Everyone has heard about the recent outbreak of Canine Influenza in some show dogs in Texas and many pet owners are worried about their dog’s health. This virus is rare with sporadic outbreaks and is spread through respiratory drainage (coughing, sneezing, nasal drainage) through aerosol, direct transmission, or on objects such as toys, bedding, and other similar shared objects. The virus only survives for less than 1 week in the environment and is easily killed with bleach.
There is a 2-5 day incubation period after exposure and clinical signs appear 5-7 days after infection and last for up to 1 week. Less than 10% of dogs require hospitalization from their clinical signs and the majority of cases require supportive care and isolation.
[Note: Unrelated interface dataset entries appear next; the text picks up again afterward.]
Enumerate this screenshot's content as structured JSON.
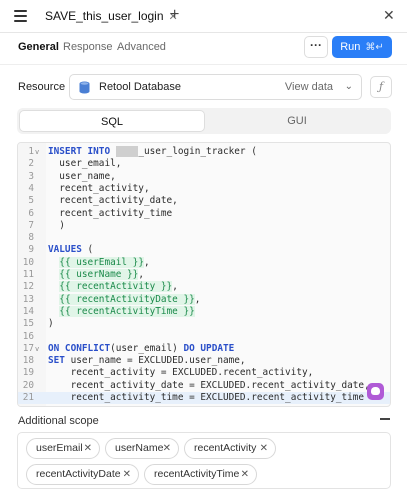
{
  "tab": {
    "name": "SAVE_this_user_login",
    "close": "✕",
    "new_tab": "+"
  },
  "window": {
    "close": "✕"
  },
  "subnav": {
    "tabs": [
      "General",
      "Response",
      "Advanced"
    ],
    "active": "General"
  },
  "toolbar": {
    "more_label": "···",
    "run_label": "Run",
    "run_shortcut": "⌘↵"
  },
  "resource": {
    "label": "Resource",
    "name": "Retool Database",
    "view_data": "View data",
    "fx": "ƒ"
  },
  "mode": {
    "options": [
      "SQL",
      "GUI"
    ],
    "active": "SQL"
  },
  "editor": {
    "line_numbers": [
      "1",
      "2",
      "3",
      "4",
      "5",
      "6",
      "7",
      "8",
      "9",
      "10",
      "11",
      "12",
      "13",
      "14",
      "15",
      "16",
      "17",
      "18",
      "19",
      "20",
      "21"
    ],
    "redacted_table_prefix": "████",
    "active_line": 21
  },
  "additional_scope": {
    "label": "Additional scope",
    "chips": [
      "userEmail",
      "userName",
      "recentActivity",
      "recentActivityDate",
      "recentActivityTime"
    ]
  },
  "colors": {
    "accent": "#2a7ef7",
    "keyword": "#2a4fc9",
    "template": "#1b8a4a",
    "assist": "#b05ad6"
  }
}
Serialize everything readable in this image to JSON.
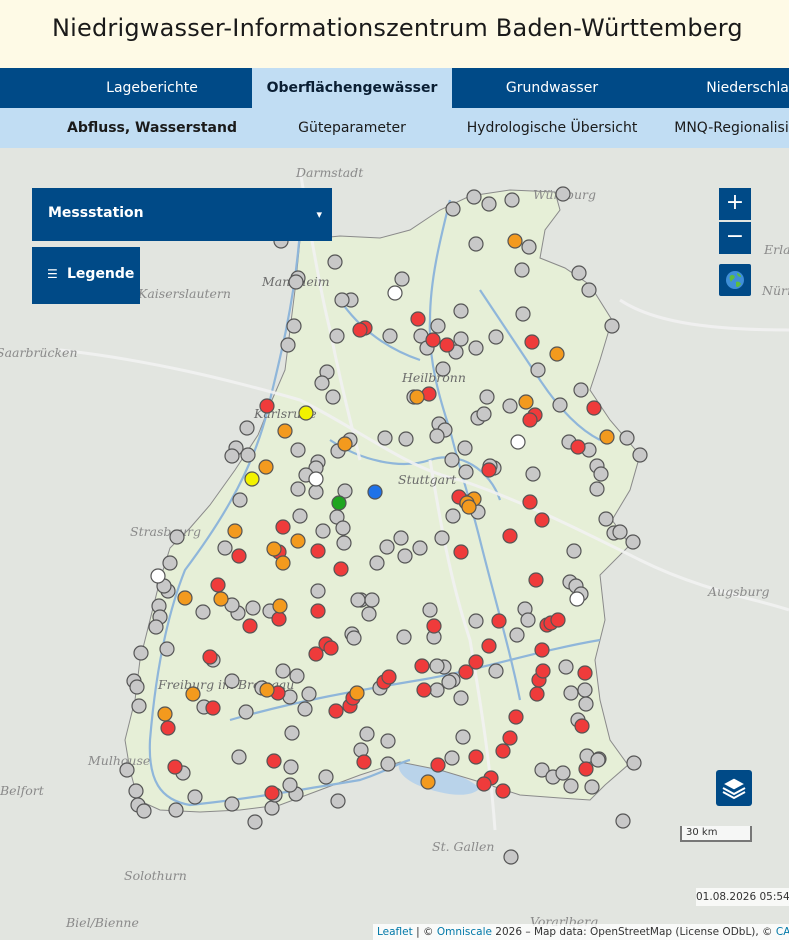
{
  "header": {
    "title": "Niedrigwasser-Informationszentrum Baden-Württemberg"
  },
  "main_nav": [
    {
      "label": "Lageberichte",
      "active": false
    },
    {
      "label": "Oberflächengewässer",
      "active": true
    },
    {
      "label": "Grundwasser",
      "active": false
    },
    {
      "label": "Niederschlag",
      "active": false
    }
  ],
  "sub_nav": [
    {
      "label": "Abfluss, Wasserstand",
      "active": true
    },
    {
      "label": "Güteparameter",
      "active": false
    },
    {
      "label": "Hydrologische Übersicht",
      "active": false
    },
    {
      "label": "MNQ-Regionalisierung",
      "active": false
    }
  ],
  "map": {
    "station_select": {
      "label": "Messstation",
      "caret": "▾"
    },
    "legend_button": {
      "label": "Legende",
      "icon": "list-icon"
    },
    "zoom_in": "+",
    "zoom_out": "−",
    "globe_icon": "globe-icon",
    "layers_icon": "layers-icon",
    "scale_label": "30 km",
    "timestamp": "01.08.2026 05:54",
    "attribution": {
      "leaflet": "Leaflet",
      "sep1": " | © ",
      "omniscale": "Omniscale",
      "text": " 2026 – Map data: OpenStreetMap (License ODbL), © ",
      "carto": "CARTO"
    },
    "cities": [
      "Darmstadt",
      "Würzburg",
      "Mannheim",
      "Kaiserslautern",
      "Saarbrücken",
      "Heilbronn",
      "Karlsruhe",
      "Stuttgart",
      "Strasbourg",
      "Augsburg",
      "Freiburg im Breisgau",
      "Mulhouse",
      "St. Gallen",
      "Erlangen",
      "Nürnberg",
      "Belfort",
      "Biel/Bienne",
      "Solothurn",
      "Vorarlberg"
    ],
    "colors": {
      "grey": "#c8c8c8",
      "red": "#ef3b3b",
      "orange": "#f39a1e",
      "yellow": "#f2f200",
      "green": "#1fa51f",
      "blue": "#1f72e8",
      "white": "#ffffff",
      "nav_blue": "#004a87",
      "light_blue": "#c1ddf3"
    },
    "station_counts": {
      "grey": 254,
      "red": 94,
      "orange": 27,
      "yellow": 2,
      "green": 1,
      "blue": 1,
      "white": 6
    }
  }
}
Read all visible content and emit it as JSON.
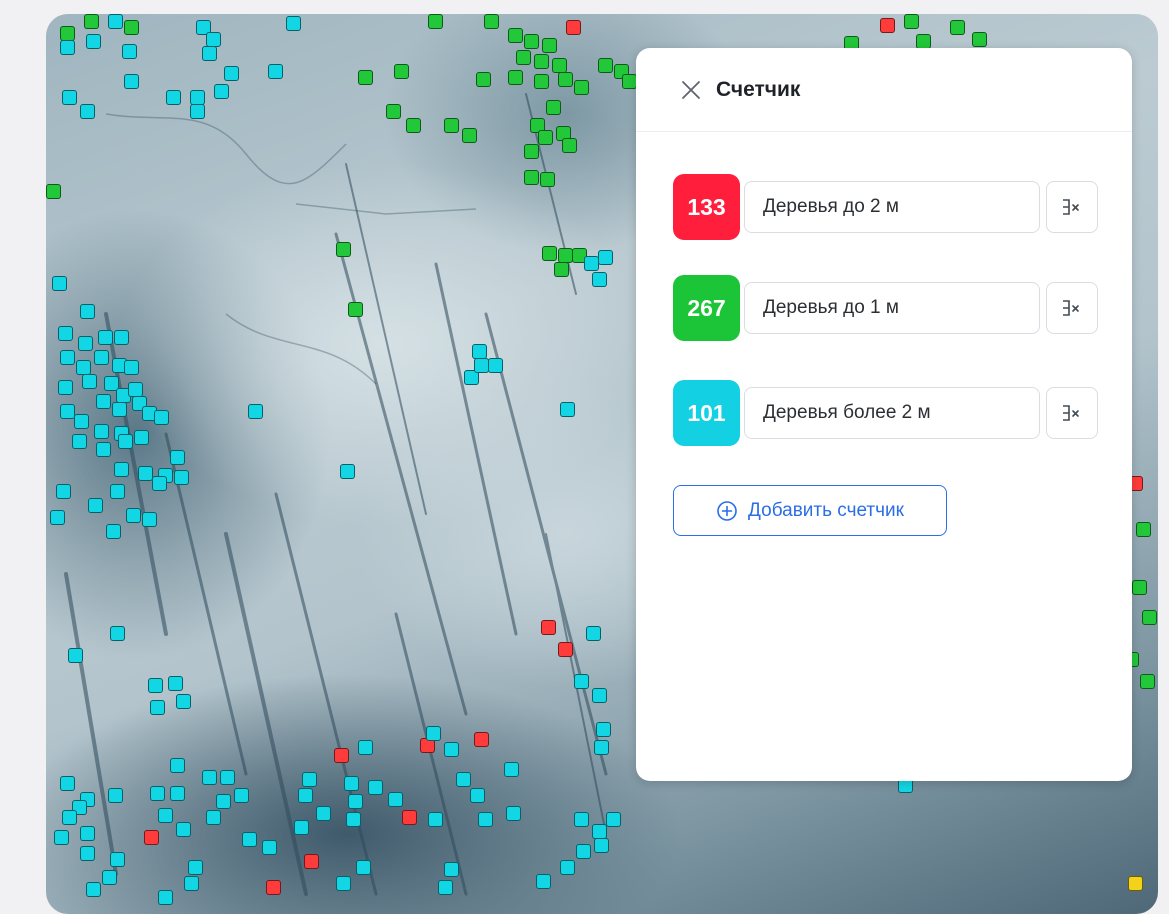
{
  "panel": {
    "title": "Счетчик",
    "close_icon": "close-icon",
    "counters": [
      {
        "count": "133",
        "label": "Деревья до 2 м",
        "color": "#ff1f3d"
      },
      {
        "count": "267",
        "label": "Деревья до 1 м",
        "color": "#1cc437"
      },
      {
        "count": "101",
        "label": "Деревья более 2 м",
        "color": "#13d0e2"
      }
    ],
    "clear_icon": "clear-filter-icon",
    "add_button": {
      "icon": "add-circle-icon",
      "label": "Добавить счетчик"
    }
  },
  "map": {
    "marker_colors": {
      "red": "#ff3b3b",
      "green": "#22c73a",
      "cyan": "#13d6e4",
      "yellow": "#f3d21a"
    }
  }
}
Control of the virus relies on reducing the spread between dogs. The most effective way to do this is to isolate your dog from dogs that are in the high risk category. Dogs in the high risk category are dogs that have been in the affected area of the country in the last 7-10 days and have been to any activity where dogs co-mingle (boarding, dog parks, dog sports). We recommend vaccinating only for dogs that are in contact with affected facililties or affected dogs. Overall, this is a uncommon disease with sporadic outbreaks. Currently, there are no local cases in our area and we do not recommend the vaccine for dogs unless they are going to affected areas, or coming in contact with dogs from the affected areas.